A recent set of posts at Anthony Watt’s blog, particularly this one has sparked some interest over the internet as of late. From a quick glance, it looks like negative trends in specific humidity over the last half a century. Readers were quick to pick up on the connection to water vapor feedback, which is expected to at least double the sensitivity of climate to external perturbations (e.g., by human released CO2).
The accepted theory of water vapor feedback in climate change is that in a warming world the global relative humidity will not change much, and an increase in temperature with little change in relative humidity means an increase in specific humidity. So any increase in temperature caused by something (maybe CO2, increased solar irradiance, etc) increases the saturation vapor pressure which allows water vapor concentration to go up, which further amplifies the greenhouse effect since H2O is also a strong greenhouse gas being the most important gaseous source of infrared opacity in the atmosphere. Most of the water vapor feedback relevant for global warming occurs in the upper layers of the atmosphere, which are considerably drier than the boundary layer. Only about 10% of the water vapor feedback is from below 800 mb.
So what do the plots in Anthony Watts blog show? Well, they show specific humidity as a function of time, with multiple graphs corresponding to different altitudes in the atmosphere. For example, at 700 mb
and so on…
The figures come from plotting annual specific humidity at global coverage from this site. Now where is this data coming from and how exactly does it relate to reality? The constructed timeseries is from the NCEP Reanalysis Dataset. The goal of the NCEP/NCAR reanalysis project is to “produce new atmospheric analyses using historical data (1948 onwards) and as well to produce analyses of the current atmospheric state.” Application has been used to process multi-decadal sequences of past observations using modern data assimilation techniques, which brings its share of observational and model problems (coverages and bias varying over time, biases in background forecasts which are combined with observations over a short time period to get an analysis of the state of the atmosphere, etc). Radiosondes provide water vapor information in the atmosphere since the 1940’s, but earlier products had a lot of biases, and since then changes in instrumentation have taken place which may lead to discontinuities in the data, and problems arose especially for upper atmospheric data. Reanalysis products contain discontinuities from changes in observational data available, changes in error characteristics of data, changes in sampling, better assimilation techniques, and other things. These make them virtually unusable for examining trends and low-frequency variability. Reanalysis products are not reliable sources for trends on water vapor, precipitation, clouds, etc though estimates other climatic variables like temperature do well after the satellite era. Here is a quote from Soden et al (2005),

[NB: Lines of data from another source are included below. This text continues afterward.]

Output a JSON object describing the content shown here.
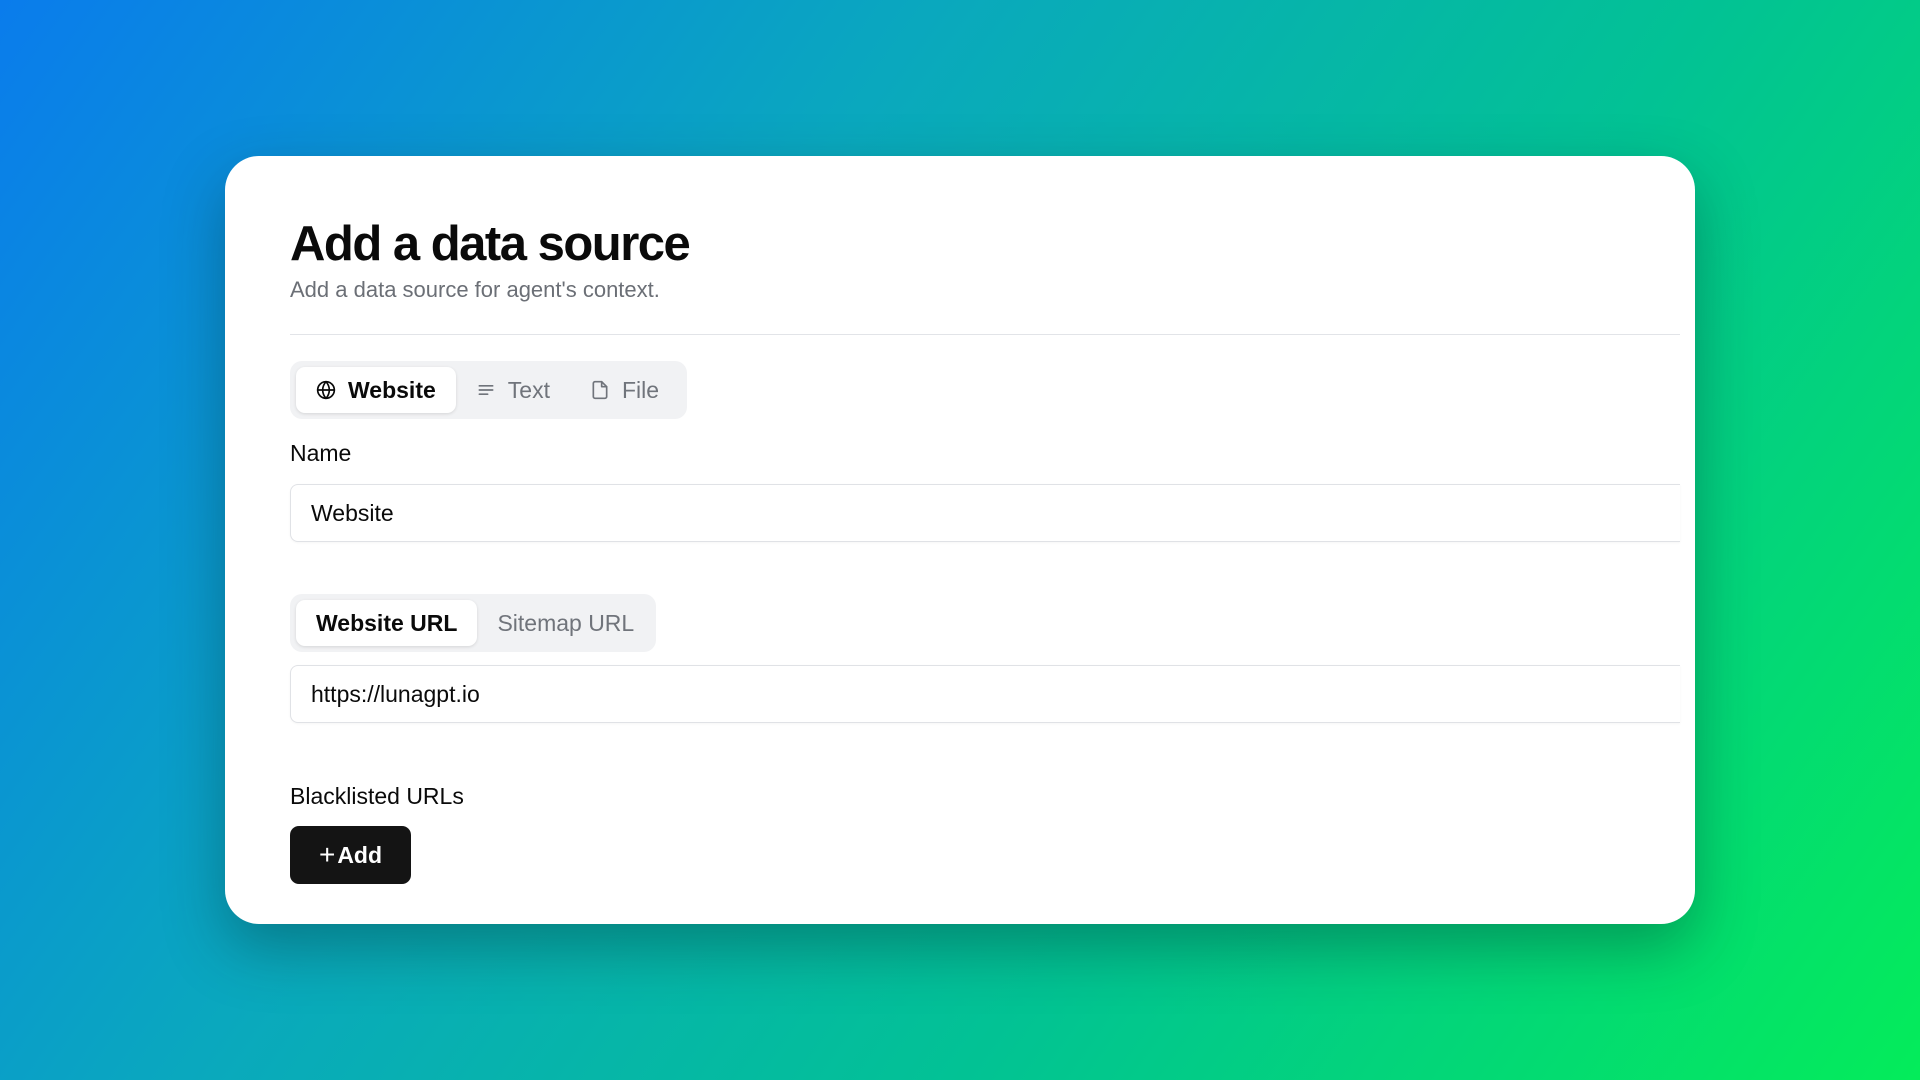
{
  "dialog": {
    "title": "Add a data source",
    "subtitle": "Add a data source for agent's context."
  },
  "source_tabs": [
    {
      "label": "Website",
      "icon": "globe-icon",
      "active": true
    },
    {
      "label": "Text",
      "icon": "text-lines-icon",
      "active": false
    },
    {
      "label": "File",
      "icon": "file-icon",
      "active": false
    }
  ],
  "name_field": {
    "label": "Name",
    "value": "Website"
  },
  "url_tabs": [
    {
      "label": "Website URL",
      "active": true
    },
    {
      "label": "Sitemap URL",
      "active": false
    }
  ],
  "url_field": {
    "value": "https://lunagpt.io"
  },
  "blacklist": {
    "label": "Blacklisted URLs",
    "add_icon": "+",
    "add_label": "Add"
  },
  "colors": {
    "button_bg": "#141414",
    "active_tab_bg": "#ffffff",
    "tabs_bg": "#f1f2f4"
  }
}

“Although an international network of weather
balloons has carried water vapor sensors for
more than half a century, changes in instrumentation
and poor calibration make such
sensors unsuitable for detecting trends in
upper tropospheric water vapor (27). Similarly,
global reanalysis products also suffer
from spurious variability and trends related to
changes in data quality and data coverage (24).”
Satellites are a nice tool though. By measuring the upwelling radiance in different spectral bands which water vapor absorbs, you can obtain measurements of water vapor concentrations in various parts of the atmosphere. The Soden paper, for example, uses satellites to detect upper tropospheric moistening from 1982 to 2004 as evidenced by changing emission levels in T12 (the High Resolution Infrared radiation sounder channel 12) because of increased opacity to water vapor. As the IPCC AR4 report discusses in Chapter 3, interannual variability is not often captured well by reanalysis techniques, even after the satellite era. Probably the best paper discussing upper atmospheric trends is the above paper, and IPCC AR4 (Chapter 3) also summarizes the literature and supports the conclusion of no detectable changes in relative humidity, but trends in increased specific humidity.
Putting aside the data and model conclusions, from a purely theoretical framework, a lack of water vapor response to global warming (especially in the upper troposphere) would mean a very insensitive climate system, as the discussion here (see final figure as well) goes over. The water vapor effect also works in sync with other feedback effects. For example, more water vapor means more warming which means more of an ice-albedo effect, and that in turn means more warming. If climate sensitivity were very low (they would be on the low end of the IPCC scale, or lower if the WV feedback effect was not substantial) then we would not be able to explain the variability over the paleoclimatic record, or the 20th century rise. But as a lot of research has shown (see empirical evidence by James Annan for instance) there is unlikely to be anything wrong with the estimates of 2 to 4.5 C per doubling of CO2. Overall, I’ve not been convinced that there is anything significantly wrong with our understanding of water vapor feedback, or that (as some of Watts’ readers proclaim) that this is some nail in the coffin for AGW.